Despite construction and market disruptions caused by COVID-19 as well as continuing opposition, the Canadian government-owned Trans Mountain oil pipeline expansion project began work this month on the $9.5-billion project's key British Columbia link.
Crews began work on a 7-kilometer first stretch around the city of Kamloops, B.C., of what will be 185 km of parallel pipeline built to the port of Burnaby, B.C., on the Pacific coast, continuing the expansion in its Alberta section.
Surerus Murphy Joint Venture is overseeing work on this section of the pipeline project.
The entire Trans Mountain expansion, intended to boost capacity of the original pipeline built in 1953, is tentatively set for completion in December 2022. An initial crew of 30-50 workers will swell to 600 when construction peaks in the late summer and early fall, Trans Mountain said in a press release, noting it has been working with local hotels on COVID-19 cleaning and safety measures.
Ian Anderson, president and CEO of Trans Mountain Corp., called the Kamloops section of the project “a key milestone” in the pipeline’s 600-mile route from oil fields near Edmonton, Alberta to Burnaby, B.C.
The firm is owned by the Canadian government, which bought the pipeline from Houston-based Kinder Morgan for $3.4 billion in 2018 to complete construction that had faced numerous delays.
The project, which was hit earlier this year with a 70% price increase, also has had a mix of financial and legal challenges and fierce opposition from some First Nations groups.
Canada’s Federal Court of Appeals earlier this year rejected environmental challenges from First Nations groups who live in the territory through which the pipeline is routed.
The court ruling is considered the last major legal/regulatory hurdle for the project, which was first approved by the federal government in 2016. The pipeline expansion is expected to triple its capacity to 890,000 barrels per day, up from 300,000 barrels currently.
A recent first-quarter earnings report indicated that the pipeline shipped an average of 297,000 barrels per day in the first three months of this year, below capacity, and also noted a steep drop in the price of western crude oil due to the pandemic and oil production competition between Russia and Saudi Arabia.

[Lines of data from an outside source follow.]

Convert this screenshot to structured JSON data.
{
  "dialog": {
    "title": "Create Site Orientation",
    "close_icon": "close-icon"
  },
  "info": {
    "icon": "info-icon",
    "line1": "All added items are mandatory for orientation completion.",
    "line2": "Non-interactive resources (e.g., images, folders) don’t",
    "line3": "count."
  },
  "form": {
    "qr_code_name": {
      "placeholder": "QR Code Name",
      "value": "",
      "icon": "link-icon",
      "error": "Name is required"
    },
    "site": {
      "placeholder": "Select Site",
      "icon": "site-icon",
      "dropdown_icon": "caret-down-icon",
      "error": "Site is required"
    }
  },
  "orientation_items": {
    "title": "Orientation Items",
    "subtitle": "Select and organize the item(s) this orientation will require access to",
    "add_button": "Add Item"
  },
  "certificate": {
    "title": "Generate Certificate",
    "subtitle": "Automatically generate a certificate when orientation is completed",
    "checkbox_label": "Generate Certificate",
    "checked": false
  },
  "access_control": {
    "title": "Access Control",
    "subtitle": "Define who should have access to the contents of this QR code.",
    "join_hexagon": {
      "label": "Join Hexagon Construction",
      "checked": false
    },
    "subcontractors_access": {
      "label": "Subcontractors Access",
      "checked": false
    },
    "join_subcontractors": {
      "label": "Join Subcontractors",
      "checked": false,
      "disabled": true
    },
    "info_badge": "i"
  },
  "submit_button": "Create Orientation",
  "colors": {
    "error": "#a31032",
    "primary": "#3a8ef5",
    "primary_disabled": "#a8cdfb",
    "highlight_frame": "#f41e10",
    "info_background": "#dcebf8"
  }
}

A Trans Mountain spokesman told CBC that while shipping requests are reduced, the pipeline remains at full capacity based on shipments of both light and heavy crude oil. It is the only North American pipellne that can ship both.
Meanwhile, an effort to expand the 1,172-mile Dakota Access pipeline, which extends from North Dakota to southern Illinois, gained some ground June 4 when Illinois regulators rejected a request from opponents to delay a decision on state permits for the proposed project because of the pandemic.
Environmental groups also argued that the COVID-19 impact on global oil use should negate the expansion. But Dakota Access developers said the situation is temporary, with demand to increase as world economies revive.
A final decision still is to come from the state Commerce Commission.
The expansion is set to boost capacity from 570,000 barrels of oil per day to 1.1 million and has already received approvals from North Dakota, South Dakota and Iowa.
Dakota Access still faces legal issues, with a U.S. District Court judge in Washington, D.C., set to rule on whether it can still operate while the U.S. Army Corps of Engineers completes a more detailed environmental study, based on a separate court ruling, of the pipeline's water-crossing permit.
The Standing Rock Sioux tribe, along with environmental groups and 36 House and Senate Democrats, have argued that the permit should be vacated, while 14 states have filed briefs claiming the move would cause severe project delays and economic harm.